When we last left our heros, the inventors of the resonator guitars, George Beauchamp had patented the single cone, biscuit bridge resonator guitar. It is likely that John Dopyera was the true inventor and that George Beauchamp patented a discarded design of John Dopyera’s.
John had secretly been working on a new design for a single cone resonator guitar. The relations betweeen John and George were not good. John resigned from the National Guitar company and with his brother formed the Dobro company (DOpyera BROthers). His patents were assigned to National.
But he had the design for the spider bridge single cone resonator guitar. It was patented in brother Rudy’s name to protect it from claims that it was owned by National.

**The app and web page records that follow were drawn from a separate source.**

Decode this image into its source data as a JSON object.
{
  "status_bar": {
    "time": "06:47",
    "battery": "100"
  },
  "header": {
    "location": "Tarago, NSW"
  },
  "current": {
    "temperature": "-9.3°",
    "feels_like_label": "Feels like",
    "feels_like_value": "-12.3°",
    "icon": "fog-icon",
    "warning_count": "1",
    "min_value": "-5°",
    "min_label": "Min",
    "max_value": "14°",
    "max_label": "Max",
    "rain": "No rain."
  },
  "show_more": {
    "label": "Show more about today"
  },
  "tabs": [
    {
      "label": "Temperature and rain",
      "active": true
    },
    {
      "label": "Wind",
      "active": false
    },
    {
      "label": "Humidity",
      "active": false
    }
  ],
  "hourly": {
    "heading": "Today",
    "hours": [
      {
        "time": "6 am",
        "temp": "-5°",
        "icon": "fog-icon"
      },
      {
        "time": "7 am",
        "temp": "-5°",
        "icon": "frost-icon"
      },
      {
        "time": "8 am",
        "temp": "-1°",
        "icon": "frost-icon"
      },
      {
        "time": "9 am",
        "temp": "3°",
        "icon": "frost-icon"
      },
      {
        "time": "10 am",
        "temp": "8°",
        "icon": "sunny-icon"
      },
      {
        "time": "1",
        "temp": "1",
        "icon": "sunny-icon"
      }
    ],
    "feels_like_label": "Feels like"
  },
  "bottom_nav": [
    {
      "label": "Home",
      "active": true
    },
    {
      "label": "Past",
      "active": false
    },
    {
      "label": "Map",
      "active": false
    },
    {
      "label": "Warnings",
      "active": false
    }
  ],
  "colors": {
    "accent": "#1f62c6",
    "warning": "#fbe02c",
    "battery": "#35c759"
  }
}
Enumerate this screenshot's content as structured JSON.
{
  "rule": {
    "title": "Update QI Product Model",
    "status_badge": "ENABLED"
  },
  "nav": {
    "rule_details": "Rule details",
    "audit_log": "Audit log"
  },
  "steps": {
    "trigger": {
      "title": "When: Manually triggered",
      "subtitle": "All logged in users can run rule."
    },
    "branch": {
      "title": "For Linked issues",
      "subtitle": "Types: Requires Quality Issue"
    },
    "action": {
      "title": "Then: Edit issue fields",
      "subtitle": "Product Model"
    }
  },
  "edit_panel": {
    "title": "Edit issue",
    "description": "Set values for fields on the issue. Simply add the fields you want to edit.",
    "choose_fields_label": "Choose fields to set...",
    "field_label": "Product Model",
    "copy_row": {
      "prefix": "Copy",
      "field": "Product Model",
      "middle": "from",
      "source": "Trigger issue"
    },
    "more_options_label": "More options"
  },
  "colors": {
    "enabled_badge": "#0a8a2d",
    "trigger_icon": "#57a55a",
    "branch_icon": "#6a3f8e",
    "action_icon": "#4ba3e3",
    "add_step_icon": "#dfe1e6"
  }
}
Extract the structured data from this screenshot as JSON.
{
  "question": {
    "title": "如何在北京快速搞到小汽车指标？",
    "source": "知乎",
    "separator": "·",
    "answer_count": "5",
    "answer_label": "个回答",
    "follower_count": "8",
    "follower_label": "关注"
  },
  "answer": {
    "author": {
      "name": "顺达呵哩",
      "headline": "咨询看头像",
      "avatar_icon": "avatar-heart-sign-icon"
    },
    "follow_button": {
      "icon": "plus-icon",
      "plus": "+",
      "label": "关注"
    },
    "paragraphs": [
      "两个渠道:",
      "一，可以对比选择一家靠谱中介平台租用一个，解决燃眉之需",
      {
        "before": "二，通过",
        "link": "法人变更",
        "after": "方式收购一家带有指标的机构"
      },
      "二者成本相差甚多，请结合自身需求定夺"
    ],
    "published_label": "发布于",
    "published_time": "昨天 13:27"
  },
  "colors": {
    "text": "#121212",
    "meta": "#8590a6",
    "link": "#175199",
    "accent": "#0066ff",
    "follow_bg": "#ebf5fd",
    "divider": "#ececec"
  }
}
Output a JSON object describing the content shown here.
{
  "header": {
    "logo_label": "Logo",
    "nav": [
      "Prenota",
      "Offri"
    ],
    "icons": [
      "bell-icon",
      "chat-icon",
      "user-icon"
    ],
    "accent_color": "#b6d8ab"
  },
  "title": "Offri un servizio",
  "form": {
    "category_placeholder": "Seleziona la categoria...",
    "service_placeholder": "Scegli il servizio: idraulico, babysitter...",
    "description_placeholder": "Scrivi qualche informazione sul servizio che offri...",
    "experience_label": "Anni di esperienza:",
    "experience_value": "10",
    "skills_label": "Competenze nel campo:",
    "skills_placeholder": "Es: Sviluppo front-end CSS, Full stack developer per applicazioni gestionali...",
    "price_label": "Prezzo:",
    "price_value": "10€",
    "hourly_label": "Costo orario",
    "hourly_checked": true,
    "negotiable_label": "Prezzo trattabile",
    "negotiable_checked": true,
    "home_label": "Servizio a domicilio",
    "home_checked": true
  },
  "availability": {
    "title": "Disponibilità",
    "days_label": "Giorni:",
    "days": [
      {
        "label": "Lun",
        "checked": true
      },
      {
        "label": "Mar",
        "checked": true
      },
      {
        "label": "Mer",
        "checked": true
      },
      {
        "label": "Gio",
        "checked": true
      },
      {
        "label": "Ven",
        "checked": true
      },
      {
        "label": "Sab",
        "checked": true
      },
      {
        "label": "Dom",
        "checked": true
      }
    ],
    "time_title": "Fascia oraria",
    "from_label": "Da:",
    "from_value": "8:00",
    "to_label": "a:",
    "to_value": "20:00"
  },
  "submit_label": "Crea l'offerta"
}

The new design was different from the biscuit bridge desgin because the aluminum cone faced out instead of in and because the 8 legged spider bridge sat near the edges of the cone instead of on the apex as the biscuit bridge did.
When John invented the tricone guitar he thought it was a great achievment – a louder guitar with a sweet even tone. But he thought the spider bridge resonator guitar was even better because it achieved a similar tone in a simpler design.
The single cone resonator guitar as first built by Dobro has become associated with Bluegrass music and musicians such as Jerry Douglas. But blues musicians also perform with it. Eric Clapton used this type of guitar on some of his acoustic blues recordings.
The history of National, Dobro, the Dopyera brothers and George Beauchamp and their influence on guitar designs isn’t done. The National / Dobro story continued to be somewhat like a soap opera. And all parties continued with some innovative guitar designs.